Sharecroppers, if you prefer. Home Rule and Dillon's Rule are not mutually exclusive and many states use hybrid systems.

The American Prospect last August provided more recent background to preemption:
The strategic use of maximum preemption laws dates back to the 1980s, when localities began passing smoking bans and smoke-free requirements. As court documents later revealed, R.J. Reynolds began promoting preemption because, in its own words, “state laws which preempt local anti-tobacco ordinances are the most effective means to counter local challenges.” Although further grim research findings eventually dealt the tobacco industry’s campaign mortal blows, other groups learned from its efforts. The National Rifle Association used similar tactics in the 1990s when concerns about crime prompted local gun regulations; 43 states now have some form of maximum preemption preventing localities from passing additional gun regulations on top of state law.

In the last five years, as Republicans have captured an unprecedented number of state legislatures and as cities have become hotbeds for progressive organizing, the number of maximum preemption laws has grown dramatically. In 2011, after Wisconsin passed a bill limiting the local ability to require paid sick days, ALEC and the National Restaurant Association took up the cause, and now 15 states have preempted local paid sick day requirements.
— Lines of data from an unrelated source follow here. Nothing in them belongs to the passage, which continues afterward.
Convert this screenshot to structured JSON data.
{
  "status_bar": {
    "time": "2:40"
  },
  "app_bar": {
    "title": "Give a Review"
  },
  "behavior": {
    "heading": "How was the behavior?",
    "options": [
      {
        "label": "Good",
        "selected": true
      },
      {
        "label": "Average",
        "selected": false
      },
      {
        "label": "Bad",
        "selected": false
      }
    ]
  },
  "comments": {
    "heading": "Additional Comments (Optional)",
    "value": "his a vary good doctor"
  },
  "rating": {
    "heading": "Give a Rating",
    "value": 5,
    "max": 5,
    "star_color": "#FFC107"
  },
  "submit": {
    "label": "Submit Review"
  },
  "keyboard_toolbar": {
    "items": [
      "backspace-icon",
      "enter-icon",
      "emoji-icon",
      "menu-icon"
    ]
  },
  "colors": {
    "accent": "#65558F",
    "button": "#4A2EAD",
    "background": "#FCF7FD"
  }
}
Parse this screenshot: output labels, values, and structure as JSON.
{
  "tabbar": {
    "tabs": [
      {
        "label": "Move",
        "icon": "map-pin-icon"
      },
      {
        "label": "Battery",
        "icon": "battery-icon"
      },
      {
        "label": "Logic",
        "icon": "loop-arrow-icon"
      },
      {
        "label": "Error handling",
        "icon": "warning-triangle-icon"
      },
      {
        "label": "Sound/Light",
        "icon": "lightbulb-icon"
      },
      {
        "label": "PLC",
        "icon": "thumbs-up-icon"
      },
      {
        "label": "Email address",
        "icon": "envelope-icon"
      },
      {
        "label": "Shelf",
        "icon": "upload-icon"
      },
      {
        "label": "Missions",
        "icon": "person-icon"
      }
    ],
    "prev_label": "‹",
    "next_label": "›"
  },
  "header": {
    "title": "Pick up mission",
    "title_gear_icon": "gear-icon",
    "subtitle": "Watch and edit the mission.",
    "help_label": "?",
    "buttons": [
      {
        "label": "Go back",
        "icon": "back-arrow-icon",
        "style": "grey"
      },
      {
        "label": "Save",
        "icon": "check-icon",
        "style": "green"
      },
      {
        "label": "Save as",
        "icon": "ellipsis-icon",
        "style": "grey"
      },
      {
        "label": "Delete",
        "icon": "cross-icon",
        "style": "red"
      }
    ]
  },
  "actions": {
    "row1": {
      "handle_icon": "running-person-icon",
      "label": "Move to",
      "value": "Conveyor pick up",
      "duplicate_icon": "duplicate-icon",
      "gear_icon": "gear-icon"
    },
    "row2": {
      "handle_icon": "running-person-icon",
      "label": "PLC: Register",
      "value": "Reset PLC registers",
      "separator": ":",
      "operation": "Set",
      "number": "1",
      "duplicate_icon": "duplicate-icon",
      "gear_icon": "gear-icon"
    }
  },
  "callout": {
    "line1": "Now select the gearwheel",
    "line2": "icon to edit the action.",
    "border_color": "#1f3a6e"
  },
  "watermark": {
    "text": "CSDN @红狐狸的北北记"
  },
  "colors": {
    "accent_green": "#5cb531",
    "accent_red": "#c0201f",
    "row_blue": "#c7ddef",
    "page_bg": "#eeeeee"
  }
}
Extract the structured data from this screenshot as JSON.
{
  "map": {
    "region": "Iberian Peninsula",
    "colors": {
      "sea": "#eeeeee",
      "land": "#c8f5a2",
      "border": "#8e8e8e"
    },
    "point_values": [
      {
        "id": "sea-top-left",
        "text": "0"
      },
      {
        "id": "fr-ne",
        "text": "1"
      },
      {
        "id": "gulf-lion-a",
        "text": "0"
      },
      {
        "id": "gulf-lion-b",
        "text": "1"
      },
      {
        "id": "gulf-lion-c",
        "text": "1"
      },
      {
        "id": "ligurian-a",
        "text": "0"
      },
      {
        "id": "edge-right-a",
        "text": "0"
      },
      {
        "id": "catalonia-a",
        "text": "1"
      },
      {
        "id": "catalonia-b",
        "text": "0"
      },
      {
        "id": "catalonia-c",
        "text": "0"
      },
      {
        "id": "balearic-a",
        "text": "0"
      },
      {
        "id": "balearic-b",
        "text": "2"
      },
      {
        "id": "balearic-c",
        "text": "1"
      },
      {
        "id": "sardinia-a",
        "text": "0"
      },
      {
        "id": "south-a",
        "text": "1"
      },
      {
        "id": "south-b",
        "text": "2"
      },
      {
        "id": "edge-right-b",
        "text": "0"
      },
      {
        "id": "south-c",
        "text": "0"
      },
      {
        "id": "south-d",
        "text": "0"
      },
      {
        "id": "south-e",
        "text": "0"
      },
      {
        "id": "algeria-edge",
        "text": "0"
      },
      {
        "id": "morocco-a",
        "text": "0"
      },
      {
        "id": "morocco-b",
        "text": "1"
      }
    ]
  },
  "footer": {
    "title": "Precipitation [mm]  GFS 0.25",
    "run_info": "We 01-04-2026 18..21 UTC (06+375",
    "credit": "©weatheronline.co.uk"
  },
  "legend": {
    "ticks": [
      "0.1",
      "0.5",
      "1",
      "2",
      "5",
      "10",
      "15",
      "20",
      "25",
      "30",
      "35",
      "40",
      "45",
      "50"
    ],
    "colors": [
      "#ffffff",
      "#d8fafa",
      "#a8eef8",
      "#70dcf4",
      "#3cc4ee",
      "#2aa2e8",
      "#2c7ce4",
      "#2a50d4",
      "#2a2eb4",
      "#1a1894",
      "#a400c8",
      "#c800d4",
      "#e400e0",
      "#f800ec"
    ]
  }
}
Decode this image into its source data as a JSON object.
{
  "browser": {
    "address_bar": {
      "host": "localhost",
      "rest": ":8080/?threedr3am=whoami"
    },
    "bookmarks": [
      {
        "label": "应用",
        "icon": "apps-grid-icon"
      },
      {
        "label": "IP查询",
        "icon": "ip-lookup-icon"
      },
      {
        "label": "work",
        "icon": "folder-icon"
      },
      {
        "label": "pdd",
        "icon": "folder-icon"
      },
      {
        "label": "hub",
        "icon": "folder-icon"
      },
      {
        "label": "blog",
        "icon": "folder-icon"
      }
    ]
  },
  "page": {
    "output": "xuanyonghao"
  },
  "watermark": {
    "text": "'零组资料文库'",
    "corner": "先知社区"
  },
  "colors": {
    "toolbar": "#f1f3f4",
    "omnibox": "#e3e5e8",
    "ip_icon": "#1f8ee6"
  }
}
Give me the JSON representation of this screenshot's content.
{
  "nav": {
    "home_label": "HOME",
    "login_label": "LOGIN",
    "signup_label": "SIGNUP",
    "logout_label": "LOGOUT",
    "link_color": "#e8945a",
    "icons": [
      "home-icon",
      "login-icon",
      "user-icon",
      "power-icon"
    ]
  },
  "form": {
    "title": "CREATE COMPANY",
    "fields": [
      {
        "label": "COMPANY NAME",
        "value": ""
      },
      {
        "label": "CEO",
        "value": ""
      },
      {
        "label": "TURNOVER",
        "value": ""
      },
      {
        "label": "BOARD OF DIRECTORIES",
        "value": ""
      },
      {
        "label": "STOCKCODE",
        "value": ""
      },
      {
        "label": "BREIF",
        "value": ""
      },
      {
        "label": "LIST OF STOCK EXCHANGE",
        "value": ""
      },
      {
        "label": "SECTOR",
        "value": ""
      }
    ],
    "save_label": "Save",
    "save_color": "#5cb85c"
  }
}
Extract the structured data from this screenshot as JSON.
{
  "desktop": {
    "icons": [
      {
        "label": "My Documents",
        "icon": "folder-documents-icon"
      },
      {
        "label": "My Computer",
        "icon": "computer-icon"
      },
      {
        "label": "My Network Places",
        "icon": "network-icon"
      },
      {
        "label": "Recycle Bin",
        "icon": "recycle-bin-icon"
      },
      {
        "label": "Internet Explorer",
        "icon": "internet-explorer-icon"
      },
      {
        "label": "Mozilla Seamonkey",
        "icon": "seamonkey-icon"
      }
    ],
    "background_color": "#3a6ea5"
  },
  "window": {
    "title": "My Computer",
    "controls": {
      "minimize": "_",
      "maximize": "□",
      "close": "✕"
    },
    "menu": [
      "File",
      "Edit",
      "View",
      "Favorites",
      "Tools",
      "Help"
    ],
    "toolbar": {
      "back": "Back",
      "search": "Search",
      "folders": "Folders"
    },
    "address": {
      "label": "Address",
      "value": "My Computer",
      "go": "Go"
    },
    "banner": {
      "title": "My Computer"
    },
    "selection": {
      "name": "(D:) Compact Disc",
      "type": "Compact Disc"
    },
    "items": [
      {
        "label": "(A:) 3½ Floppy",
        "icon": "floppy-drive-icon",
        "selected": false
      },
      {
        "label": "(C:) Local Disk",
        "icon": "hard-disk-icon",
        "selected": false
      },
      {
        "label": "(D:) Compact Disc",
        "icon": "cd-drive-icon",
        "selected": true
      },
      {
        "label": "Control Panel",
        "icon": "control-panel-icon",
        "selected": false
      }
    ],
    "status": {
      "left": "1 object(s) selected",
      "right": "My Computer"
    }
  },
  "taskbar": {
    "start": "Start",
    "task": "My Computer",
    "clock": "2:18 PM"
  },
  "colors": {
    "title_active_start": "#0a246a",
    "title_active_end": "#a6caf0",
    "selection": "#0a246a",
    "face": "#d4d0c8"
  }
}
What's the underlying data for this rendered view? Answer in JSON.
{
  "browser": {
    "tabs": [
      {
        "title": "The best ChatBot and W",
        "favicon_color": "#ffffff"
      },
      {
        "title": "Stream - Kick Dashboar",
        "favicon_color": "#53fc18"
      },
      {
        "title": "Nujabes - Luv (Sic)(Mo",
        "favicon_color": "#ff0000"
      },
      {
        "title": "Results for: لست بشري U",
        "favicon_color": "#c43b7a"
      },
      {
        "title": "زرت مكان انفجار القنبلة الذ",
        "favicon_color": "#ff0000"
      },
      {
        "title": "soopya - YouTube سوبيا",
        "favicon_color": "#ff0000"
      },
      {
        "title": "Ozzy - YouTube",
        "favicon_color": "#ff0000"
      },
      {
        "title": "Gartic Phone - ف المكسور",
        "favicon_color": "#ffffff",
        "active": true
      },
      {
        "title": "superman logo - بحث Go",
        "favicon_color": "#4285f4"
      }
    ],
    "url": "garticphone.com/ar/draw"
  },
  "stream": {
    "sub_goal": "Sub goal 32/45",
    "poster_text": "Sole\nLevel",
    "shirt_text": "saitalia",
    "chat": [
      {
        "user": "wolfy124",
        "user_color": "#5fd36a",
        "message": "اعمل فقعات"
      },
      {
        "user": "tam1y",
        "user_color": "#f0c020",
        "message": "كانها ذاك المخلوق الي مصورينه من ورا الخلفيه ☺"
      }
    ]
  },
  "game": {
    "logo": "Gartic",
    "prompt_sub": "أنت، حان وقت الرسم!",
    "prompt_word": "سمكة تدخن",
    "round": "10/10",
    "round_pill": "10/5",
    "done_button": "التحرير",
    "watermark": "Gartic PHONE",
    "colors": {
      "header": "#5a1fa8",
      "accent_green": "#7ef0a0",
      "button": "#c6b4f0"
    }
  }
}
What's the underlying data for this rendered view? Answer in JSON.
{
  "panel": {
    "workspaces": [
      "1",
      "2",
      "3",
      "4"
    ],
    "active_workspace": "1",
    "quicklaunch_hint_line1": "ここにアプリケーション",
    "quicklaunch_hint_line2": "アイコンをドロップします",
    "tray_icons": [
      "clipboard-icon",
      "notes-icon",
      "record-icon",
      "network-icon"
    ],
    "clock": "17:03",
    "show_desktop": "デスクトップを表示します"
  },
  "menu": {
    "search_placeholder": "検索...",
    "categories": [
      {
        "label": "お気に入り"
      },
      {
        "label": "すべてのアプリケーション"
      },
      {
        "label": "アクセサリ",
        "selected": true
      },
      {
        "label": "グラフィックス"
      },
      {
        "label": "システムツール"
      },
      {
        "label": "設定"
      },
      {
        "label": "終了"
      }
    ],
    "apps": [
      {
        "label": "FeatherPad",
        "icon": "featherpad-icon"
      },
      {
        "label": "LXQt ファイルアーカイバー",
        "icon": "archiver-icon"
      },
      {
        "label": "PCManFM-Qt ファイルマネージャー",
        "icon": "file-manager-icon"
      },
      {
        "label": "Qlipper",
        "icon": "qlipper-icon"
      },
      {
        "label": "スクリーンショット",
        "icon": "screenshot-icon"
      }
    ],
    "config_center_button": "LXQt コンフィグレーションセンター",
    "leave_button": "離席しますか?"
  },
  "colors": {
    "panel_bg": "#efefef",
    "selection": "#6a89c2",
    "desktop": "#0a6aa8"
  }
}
According to Grassroots Change, in 2015 at least 29 states introduced a maximum preemption measure and, of them, 17 considered more than one. The progressive source PR Watch reports that Florida alone considered 20 such measures. The bills’ concerns range from forbidding local plastic-bag bans to preventing towns from increasing the minimum wage. Last year saw a rise in what progressives call “super-preemption” bills, which both limit local authority and offer the right to sue non-compliant cities or counties to both individuals and corporations.
There are rumblings from Raleigh of more such bills ready to drop. But as Simon Davis-Cohen writes at TruthOut, cities are struggling for an effective response. In Florida, #DefendLocal has united SEIU Florida, Equality Florida, Florida Immigrant Coalition, Florida Alliance for Consumer Protection, Florida National Organization for Women, and the League of Women Voters of Tallahassee, among others. Their goal is "to send a message to our state lawmakers that local communities want local solutions to local problems, not more heavy-handed state government." Davis-Cohen concludes:
Across the board, local self-determination is becoming a central demand of the grassroots and the American public in general. It is no secret that the centralization of political power is a root cause of broad political disillusionment. So it may not matter that the left as a whole currently lacks a clear, robust, alternative vision for local self-government in the 21st century. Calls for self-determination resonate with many people in the US and whispers of a vision for local self-determination are beginning to emerge and gain traction from the ground up.
Not a moment too soon.